* **SOURCE DATA**:
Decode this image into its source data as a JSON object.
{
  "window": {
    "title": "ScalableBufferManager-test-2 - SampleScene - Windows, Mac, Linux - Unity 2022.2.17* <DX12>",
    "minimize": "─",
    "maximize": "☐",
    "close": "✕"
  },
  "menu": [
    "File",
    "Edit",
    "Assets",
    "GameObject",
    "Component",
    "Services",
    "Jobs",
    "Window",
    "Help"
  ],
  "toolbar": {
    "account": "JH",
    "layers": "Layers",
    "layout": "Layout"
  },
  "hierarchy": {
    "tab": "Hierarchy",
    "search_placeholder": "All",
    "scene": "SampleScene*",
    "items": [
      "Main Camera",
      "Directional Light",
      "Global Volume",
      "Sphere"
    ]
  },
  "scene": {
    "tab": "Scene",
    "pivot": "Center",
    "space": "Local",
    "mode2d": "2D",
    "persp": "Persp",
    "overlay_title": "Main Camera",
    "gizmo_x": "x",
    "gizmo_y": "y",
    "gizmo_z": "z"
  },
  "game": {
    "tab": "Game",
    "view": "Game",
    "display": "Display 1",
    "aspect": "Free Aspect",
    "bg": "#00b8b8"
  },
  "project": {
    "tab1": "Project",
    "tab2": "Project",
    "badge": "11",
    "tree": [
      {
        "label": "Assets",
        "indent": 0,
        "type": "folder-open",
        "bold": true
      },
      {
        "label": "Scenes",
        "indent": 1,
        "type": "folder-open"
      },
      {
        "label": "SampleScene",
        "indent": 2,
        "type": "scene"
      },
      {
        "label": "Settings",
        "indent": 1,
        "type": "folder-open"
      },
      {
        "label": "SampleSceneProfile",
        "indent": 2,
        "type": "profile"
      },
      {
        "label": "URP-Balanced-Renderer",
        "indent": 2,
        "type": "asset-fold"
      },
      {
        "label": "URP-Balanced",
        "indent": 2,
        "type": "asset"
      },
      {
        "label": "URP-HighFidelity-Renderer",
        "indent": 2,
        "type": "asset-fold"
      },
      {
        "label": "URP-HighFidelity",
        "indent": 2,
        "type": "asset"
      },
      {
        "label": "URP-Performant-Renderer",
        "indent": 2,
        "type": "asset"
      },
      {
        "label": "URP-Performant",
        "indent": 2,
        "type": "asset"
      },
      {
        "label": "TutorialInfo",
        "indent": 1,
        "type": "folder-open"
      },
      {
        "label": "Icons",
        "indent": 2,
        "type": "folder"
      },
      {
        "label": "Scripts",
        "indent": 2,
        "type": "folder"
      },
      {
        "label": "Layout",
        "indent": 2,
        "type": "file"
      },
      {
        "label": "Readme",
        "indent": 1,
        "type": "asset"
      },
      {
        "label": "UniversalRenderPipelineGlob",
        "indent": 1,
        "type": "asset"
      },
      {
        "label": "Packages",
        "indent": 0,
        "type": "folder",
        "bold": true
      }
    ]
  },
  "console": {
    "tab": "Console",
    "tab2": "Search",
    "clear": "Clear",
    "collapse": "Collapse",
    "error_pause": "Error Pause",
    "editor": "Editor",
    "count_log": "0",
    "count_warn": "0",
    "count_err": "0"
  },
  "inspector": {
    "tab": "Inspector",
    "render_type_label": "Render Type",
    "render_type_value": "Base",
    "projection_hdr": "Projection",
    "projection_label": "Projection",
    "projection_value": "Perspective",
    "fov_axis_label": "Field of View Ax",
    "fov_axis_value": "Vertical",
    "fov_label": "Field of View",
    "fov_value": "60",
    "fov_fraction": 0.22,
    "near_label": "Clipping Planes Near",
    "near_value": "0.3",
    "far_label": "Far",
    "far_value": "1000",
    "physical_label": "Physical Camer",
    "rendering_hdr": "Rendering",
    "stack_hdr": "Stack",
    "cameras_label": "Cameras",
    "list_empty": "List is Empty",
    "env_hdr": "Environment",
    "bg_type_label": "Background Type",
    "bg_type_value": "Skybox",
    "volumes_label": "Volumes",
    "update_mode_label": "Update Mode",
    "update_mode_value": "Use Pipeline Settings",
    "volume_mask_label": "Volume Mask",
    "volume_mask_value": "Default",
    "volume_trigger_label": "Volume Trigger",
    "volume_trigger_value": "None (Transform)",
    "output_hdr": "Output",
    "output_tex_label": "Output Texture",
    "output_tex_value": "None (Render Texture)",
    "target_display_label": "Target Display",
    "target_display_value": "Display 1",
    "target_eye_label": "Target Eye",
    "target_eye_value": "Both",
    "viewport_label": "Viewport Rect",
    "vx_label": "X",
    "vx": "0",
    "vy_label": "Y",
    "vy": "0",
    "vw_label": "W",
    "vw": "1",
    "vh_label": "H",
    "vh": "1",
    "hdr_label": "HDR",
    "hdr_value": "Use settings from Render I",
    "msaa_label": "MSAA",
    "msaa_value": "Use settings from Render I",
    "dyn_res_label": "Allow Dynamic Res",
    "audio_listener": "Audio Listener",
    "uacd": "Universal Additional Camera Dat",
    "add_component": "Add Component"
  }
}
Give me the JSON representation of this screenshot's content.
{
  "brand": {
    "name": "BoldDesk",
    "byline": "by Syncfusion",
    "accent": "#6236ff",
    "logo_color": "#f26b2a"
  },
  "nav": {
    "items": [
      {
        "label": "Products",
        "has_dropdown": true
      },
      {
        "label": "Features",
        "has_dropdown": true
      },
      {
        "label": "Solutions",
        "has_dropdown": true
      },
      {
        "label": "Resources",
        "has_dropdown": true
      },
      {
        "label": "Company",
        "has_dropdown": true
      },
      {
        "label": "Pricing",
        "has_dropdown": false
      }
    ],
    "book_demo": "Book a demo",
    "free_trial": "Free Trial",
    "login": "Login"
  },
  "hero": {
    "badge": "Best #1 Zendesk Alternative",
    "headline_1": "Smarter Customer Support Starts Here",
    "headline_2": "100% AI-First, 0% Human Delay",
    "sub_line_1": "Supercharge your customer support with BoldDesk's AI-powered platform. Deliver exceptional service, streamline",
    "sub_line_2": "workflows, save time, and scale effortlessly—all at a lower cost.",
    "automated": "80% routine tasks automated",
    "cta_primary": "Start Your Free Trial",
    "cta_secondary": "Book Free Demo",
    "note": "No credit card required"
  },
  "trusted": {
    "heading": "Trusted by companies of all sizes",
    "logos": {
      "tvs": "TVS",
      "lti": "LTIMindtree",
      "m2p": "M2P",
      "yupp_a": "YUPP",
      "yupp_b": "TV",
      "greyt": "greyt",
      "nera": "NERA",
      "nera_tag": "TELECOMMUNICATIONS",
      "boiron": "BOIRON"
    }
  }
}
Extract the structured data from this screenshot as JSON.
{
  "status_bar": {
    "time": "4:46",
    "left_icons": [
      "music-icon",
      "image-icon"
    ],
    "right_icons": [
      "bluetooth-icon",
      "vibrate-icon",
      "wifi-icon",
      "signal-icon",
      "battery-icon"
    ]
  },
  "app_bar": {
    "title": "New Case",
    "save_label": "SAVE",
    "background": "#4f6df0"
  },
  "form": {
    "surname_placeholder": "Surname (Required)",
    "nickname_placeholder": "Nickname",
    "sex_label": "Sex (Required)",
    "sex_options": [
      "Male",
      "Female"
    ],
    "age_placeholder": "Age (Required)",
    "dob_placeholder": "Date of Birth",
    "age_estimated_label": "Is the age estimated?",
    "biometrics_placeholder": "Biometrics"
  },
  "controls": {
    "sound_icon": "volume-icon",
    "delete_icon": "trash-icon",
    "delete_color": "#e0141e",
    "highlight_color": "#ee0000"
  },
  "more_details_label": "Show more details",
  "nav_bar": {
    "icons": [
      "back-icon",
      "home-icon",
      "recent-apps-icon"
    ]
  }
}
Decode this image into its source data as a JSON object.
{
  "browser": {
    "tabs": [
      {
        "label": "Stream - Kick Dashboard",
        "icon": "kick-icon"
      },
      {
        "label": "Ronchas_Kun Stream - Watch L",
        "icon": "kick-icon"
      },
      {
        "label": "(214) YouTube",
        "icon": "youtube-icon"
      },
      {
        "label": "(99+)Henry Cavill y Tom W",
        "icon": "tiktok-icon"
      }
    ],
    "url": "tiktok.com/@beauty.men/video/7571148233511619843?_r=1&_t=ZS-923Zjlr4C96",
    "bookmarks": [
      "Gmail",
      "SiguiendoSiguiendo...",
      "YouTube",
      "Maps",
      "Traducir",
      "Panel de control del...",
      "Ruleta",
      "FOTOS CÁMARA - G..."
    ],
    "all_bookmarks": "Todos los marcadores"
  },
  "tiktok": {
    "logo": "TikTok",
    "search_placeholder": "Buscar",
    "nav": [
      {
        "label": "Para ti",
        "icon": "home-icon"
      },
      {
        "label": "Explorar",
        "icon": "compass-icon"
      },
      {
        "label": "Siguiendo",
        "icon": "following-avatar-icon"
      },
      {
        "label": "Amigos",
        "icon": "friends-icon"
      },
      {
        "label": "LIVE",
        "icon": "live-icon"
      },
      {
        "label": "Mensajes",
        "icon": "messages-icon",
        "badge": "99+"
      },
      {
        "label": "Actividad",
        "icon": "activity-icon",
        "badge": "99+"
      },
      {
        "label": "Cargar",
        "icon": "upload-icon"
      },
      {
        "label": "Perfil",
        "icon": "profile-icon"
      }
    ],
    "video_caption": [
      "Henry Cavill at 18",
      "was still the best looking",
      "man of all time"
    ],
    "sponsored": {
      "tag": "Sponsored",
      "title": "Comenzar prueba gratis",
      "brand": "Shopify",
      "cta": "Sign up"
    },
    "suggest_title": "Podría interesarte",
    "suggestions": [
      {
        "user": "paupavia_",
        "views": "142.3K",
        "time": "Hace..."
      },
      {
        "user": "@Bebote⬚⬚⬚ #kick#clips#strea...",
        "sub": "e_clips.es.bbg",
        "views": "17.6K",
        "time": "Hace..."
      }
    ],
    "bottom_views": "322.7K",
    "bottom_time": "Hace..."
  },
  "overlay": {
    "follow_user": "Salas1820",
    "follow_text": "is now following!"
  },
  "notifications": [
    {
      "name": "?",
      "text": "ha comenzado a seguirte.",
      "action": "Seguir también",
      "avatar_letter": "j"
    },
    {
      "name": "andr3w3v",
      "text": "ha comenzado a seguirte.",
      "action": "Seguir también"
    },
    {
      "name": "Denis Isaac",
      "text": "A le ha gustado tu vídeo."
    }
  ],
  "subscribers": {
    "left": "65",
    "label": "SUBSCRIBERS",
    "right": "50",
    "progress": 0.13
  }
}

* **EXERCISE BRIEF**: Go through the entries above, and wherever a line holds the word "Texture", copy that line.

* **EXERCISE SOLUTION**:
    "output_tex_label": "Output Texture",
    "output_tex_value": "None (Render Texture)",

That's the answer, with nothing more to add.